Elizabeth Steward Dunford begins her guest post with: "My mother told me never to read anyone else’s diary. Is that why all the diaries I coveted growing up came adorned with a miniature lock and key? To ward off all those who didn’t observe social protocol? Ashamedly, I have found myself in this category at times. (I have older sisters). So, when an opportunity to research Charlotte Brontë’s diary arose, my childhood impulse was to call my mom and ask if she thought Brontë would mind.
At a recent meeting of a Boston-based salon-style women’s group, the discussion leader, Kimberly Carlile, posed these questions, following a conversation on the transformative power of literature in our lives. Can we see our lives as stories, and ourselves as protagonists? If so, are we flat characters, or round? In fiction we’re fascinated by characters who, like real people, are flawed, unpredictable, conflicted, self-deceived, smart yet irrational, courageous yet fragile, prudent yet occasionally reckless, irresponsible yet sometimes noble, righteous yet privately naughty. Books I love best confront and embrace their characters’ roundness. The author’s empathy for, amusement at, and delight in their little cast of loonies shines through on every page.
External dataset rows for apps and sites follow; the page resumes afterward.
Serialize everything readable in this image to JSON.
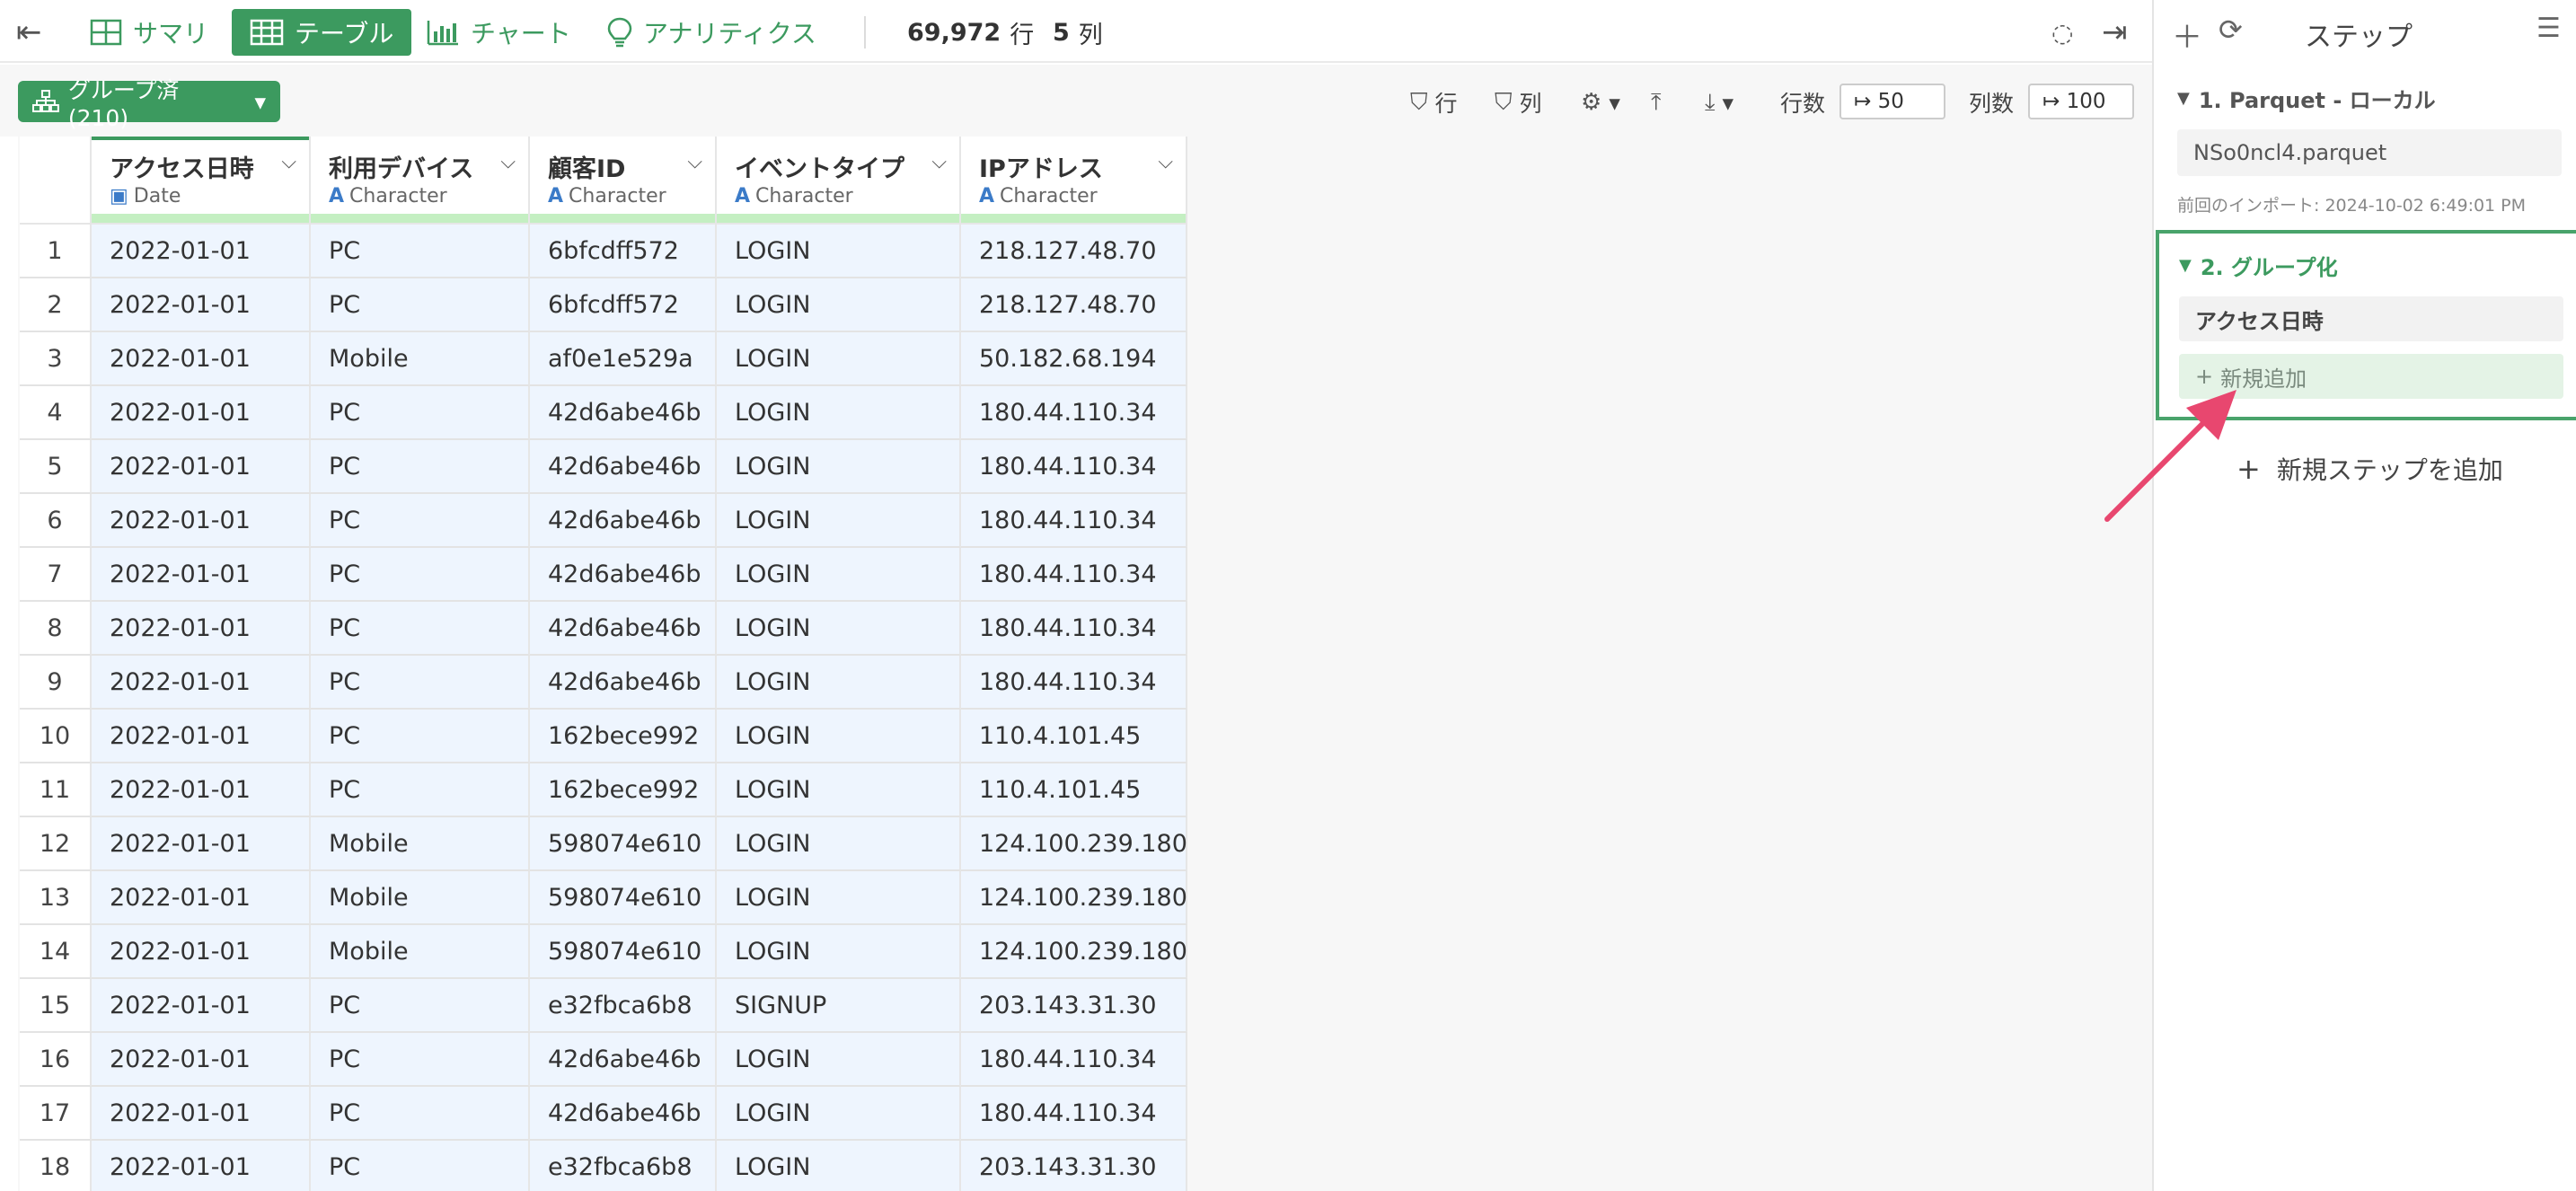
{
  "topbar": {
    "tabs": [
      {
        "label": "サマリ",
        "icon": "grid-icon"
      },
      {
        "label": "テーブル",
        "icon": "table-icon"
      },
      {
        "label": "チャート",
        "icon": "bar-chart-icon"
      },
      {
        "label": "アナリティクス",
        "icon": "lightbulb-icon"
      }
    ],
    "row_count": "69,972",
    "row_unit": "行",
    "col_count": "5",
    "col_unit": "列"
  },
  "toolbar": {
    "group_label": "グループ済 (210)",
    "filter_row": "行",
    "filter_col": "列",
    "rows_label": "行数",
    "rows_value": "50",
    "cols_label": "列数",
    "cols_value": "100"
  },
  "table": {
    "columns": [
      {
        "name": "アクセス日時",
        "type": "Date"
      },
      {
        "name": "利用デバイス",
        "type": "Character"
      },
      {
        "name": "顧客ID",
        "type": "Character"
      },
      {
        "name": "イベントタイプ",
        "type": "Character"
      },
      {
        "name": "IPアドレス",
        "type": "Character"
      }
    ],
    "rows": [
      [
        "1",
        "2022-01-01",
        "PC",
        "6bfcdff572",
        "LOGIN",
        "218.127.48.70"
      ],
      [
        "2",
        "2022-01-01",
        "PC",
        "6bfcdff572",
        "LOGIN",
        "218.127.48.70"
      ],
      [
        "3",
        "2022-01-01",
        "Mobile",
        "af0e1e529a",
        "LOGIN",
        "50.182.68.194"
      ],
      [
        "4",
        "2022-01-01",
        "PC",
        "42d6abe46b",
        "LOGIN",
        "180.44.110.34"
      ],
      [
        "5",
        "2022-01-01",
        "PC",
        "42d6abe46b",
        "LOGIN",
        "180.44.110.34"
      ],
      [
        "6",
        "2022-01-01",
        "PC",
        "42d6abe46b",
        "LOGIN",
        "180.44.110.34"
      ],
      [
        "7",
        "2022-01-01",
        "PC",
        "42d6abe46b",
        "LOGIN",
        "180.44.110.34"
      ],
      [
        "8",
        "2022-01-01",
        "PC",
        "42d6abe46b",
        "LOGIN",
        "180.44.110.34"
      ],
      [
        "9",
        "2022-01-01",
        "PC",
        "42d6abe46b",
        "LOGIN",
        "180.44.110.34"
      ],
      [
        "10",
        "2022-01-01",
        "PC",
        "162bece992",
        "LOGIN",
        "110.4.101.45"
      ],
      [
        "11",
        "2022-01-01",
        "PC",
        "162bece992",
        "LOGIN",
        "110.4.101.45"
      ],
      [
        "12",
        "2022-01-01",
        "Mobile",
        "598074e610",
        "LOGIN",
        "124.100.239.180"
      ],
      [
        "13",
        "2022-01-01",
        "Mobile",
        "598074e610",
        "LOGIN",
        "124.100.239.180"
      ],
      [
        "14",
        "2022-01-01",
        "Mobile",
        "598074e610",
        "LOGIN",
        "124.100.239.180"
      ],
      [
        "15",
        "2022-01-01",
        "PC",
        "e32fbca6b8",
        "SIGNUP",
        "203.143.31.30"
      ],
      [
        "16",
        "2022-01-01",
        "PC",
        "42d6abe46b",
        "LOGIN",
        "180.44.110.34"
      ],
      [
        "17",
        "2022-01-01",
        "PC",
        "42d6abe46b",
        "LOGIN",
        "180.44.110.34"
      ],
      [
        "18",
        "2022-01-01",
        "PC",
        "e32fbca6b8",
        "LOGIN",
        "203.143.31.30"
      ]
    ]
  },
  "steps": {
    "title": "ステップ",
    "step1_title": "1. Parquet - ローカル",
    "step1_file": "NSo0ncl4.parquet",
    "step1_note": "前回のインポート: 2024-10-02 6:49:01 PM",
    "step2_title": "2. グループ化",
    "step2_key": "アクセス日時",
    "step2_add": "新規追加",
    "add_step": "新規ステップを追加"
  },
  "colors": {
    "accent": "#3c9a5f",
    "cell_bg": "#eef5fe",
    "header_bar": "#c4efc2",
    "arrow": "#e8476f"
  }
}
The Amaranth Enchantment will be available on March 3. My 'I' loved Julie Berry's debut novel; the heroine, Lucinda Chapdelaine, embarks on a feminine hero's journey. She connects to and cares for others AND she gets the guy. I'm going to the book kick-off party on March 5 -- would you like to join me?